*** EXTRACTED DATA ***

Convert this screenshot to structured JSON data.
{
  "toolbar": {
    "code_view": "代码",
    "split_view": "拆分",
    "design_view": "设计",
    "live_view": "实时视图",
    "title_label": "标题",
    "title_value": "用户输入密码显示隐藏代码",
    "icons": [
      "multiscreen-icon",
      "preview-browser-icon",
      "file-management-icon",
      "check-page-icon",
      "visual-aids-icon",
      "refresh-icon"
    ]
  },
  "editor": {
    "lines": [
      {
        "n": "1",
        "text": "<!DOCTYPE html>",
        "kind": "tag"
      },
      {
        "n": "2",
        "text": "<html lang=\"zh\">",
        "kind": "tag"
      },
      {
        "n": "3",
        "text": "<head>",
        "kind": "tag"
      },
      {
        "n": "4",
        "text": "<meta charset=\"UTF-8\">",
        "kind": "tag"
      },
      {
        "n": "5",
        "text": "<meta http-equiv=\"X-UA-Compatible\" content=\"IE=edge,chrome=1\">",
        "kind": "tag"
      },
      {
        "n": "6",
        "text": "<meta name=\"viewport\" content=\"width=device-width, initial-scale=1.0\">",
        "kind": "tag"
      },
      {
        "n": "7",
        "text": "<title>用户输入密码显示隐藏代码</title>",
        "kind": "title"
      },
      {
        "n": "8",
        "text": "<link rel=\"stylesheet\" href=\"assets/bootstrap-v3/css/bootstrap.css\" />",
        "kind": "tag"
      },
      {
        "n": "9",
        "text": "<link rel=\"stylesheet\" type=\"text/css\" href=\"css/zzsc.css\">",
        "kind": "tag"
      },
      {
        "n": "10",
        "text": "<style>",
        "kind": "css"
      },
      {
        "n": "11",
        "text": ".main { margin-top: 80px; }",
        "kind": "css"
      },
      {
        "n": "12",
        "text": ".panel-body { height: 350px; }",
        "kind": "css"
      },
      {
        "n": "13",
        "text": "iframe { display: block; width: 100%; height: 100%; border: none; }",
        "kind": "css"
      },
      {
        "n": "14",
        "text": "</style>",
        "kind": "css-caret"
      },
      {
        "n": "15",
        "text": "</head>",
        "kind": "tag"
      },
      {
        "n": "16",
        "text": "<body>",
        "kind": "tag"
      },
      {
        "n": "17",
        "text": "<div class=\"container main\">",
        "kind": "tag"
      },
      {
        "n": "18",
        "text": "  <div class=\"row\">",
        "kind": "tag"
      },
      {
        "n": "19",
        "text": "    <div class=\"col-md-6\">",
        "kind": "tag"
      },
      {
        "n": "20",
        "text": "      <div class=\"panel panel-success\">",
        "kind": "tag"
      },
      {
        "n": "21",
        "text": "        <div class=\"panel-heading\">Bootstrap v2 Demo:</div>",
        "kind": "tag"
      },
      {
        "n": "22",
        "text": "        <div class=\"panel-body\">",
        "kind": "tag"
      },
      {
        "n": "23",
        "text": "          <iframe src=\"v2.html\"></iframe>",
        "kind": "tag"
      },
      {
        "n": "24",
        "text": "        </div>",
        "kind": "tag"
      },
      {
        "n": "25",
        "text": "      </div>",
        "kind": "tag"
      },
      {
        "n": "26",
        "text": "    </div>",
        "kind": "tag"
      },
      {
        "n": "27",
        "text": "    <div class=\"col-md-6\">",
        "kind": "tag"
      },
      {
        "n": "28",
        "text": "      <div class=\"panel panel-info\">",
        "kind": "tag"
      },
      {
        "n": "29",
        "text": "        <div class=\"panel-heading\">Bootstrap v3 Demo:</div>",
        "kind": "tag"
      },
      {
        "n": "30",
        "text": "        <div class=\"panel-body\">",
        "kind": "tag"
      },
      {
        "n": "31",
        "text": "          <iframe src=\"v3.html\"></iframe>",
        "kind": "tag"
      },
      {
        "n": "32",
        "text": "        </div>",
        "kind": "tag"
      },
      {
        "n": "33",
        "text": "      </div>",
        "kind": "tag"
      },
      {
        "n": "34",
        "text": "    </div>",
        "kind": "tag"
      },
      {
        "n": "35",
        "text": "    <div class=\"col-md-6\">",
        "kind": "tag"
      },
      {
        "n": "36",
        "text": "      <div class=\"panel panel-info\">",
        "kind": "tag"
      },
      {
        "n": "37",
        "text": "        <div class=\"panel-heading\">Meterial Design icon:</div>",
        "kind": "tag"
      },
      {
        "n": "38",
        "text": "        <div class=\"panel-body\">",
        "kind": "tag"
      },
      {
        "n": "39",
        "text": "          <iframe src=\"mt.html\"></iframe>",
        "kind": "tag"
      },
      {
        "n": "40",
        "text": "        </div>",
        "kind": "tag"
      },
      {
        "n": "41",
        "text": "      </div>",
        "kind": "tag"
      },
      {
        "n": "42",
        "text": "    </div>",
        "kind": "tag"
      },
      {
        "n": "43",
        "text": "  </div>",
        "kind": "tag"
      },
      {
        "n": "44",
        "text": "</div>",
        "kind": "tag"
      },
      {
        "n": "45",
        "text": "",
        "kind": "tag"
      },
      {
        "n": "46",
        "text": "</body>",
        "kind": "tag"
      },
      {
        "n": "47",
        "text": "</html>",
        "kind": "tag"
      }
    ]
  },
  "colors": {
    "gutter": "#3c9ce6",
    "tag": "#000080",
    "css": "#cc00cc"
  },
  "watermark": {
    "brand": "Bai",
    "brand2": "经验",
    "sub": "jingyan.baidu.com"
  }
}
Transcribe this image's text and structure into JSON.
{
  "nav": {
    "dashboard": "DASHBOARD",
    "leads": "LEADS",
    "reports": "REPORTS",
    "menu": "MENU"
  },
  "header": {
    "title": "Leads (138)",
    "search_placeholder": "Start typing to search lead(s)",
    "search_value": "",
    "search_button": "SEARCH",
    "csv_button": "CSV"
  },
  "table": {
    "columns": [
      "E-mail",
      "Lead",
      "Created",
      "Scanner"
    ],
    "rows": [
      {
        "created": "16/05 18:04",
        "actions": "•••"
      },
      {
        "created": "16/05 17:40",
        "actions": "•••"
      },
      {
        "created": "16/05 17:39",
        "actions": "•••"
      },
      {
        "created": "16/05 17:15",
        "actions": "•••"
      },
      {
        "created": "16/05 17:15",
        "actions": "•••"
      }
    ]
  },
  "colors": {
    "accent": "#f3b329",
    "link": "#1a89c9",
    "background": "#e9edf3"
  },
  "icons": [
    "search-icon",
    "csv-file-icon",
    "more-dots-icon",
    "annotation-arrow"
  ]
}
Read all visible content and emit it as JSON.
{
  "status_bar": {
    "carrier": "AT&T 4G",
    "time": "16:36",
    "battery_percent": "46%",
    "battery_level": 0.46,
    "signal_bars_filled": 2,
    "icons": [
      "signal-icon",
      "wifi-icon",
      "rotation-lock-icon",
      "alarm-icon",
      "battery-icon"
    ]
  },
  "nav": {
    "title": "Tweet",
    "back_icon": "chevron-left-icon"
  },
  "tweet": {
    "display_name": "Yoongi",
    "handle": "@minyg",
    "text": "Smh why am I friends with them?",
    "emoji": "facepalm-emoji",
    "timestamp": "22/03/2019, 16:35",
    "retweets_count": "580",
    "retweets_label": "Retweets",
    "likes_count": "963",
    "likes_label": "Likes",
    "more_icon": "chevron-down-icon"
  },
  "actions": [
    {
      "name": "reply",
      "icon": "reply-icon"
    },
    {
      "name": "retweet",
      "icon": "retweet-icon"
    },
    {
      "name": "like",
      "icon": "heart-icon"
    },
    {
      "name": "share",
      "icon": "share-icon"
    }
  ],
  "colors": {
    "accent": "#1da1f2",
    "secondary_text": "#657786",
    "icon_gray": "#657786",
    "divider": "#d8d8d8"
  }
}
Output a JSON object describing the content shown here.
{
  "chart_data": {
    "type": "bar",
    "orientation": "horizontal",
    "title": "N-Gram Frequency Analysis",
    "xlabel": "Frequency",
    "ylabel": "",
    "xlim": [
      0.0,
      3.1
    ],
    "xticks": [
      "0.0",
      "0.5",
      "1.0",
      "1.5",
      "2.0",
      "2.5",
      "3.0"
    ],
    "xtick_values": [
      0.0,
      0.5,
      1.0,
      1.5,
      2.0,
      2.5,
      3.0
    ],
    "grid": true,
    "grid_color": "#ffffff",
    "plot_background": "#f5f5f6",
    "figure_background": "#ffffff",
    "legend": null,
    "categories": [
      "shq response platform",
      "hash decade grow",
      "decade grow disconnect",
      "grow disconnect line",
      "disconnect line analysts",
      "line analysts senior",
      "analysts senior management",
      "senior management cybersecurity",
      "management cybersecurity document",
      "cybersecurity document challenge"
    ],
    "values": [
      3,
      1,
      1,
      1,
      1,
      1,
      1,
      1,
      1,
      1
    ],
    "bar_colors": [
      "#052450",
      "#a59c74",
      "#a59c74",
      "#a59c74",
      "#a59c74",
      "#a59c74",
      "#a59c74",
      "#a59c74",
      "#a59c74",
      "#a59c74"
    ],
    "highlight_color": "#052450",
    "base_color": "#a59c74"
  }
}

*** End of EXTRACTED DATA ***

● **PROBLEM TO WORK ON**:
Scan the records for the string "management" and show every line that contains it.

● **WRITTEN SOLUTION**:
      "file-management-icon",
      "analysts senior management",
      "senior management cybersecurity",
      "management cybersecurity document",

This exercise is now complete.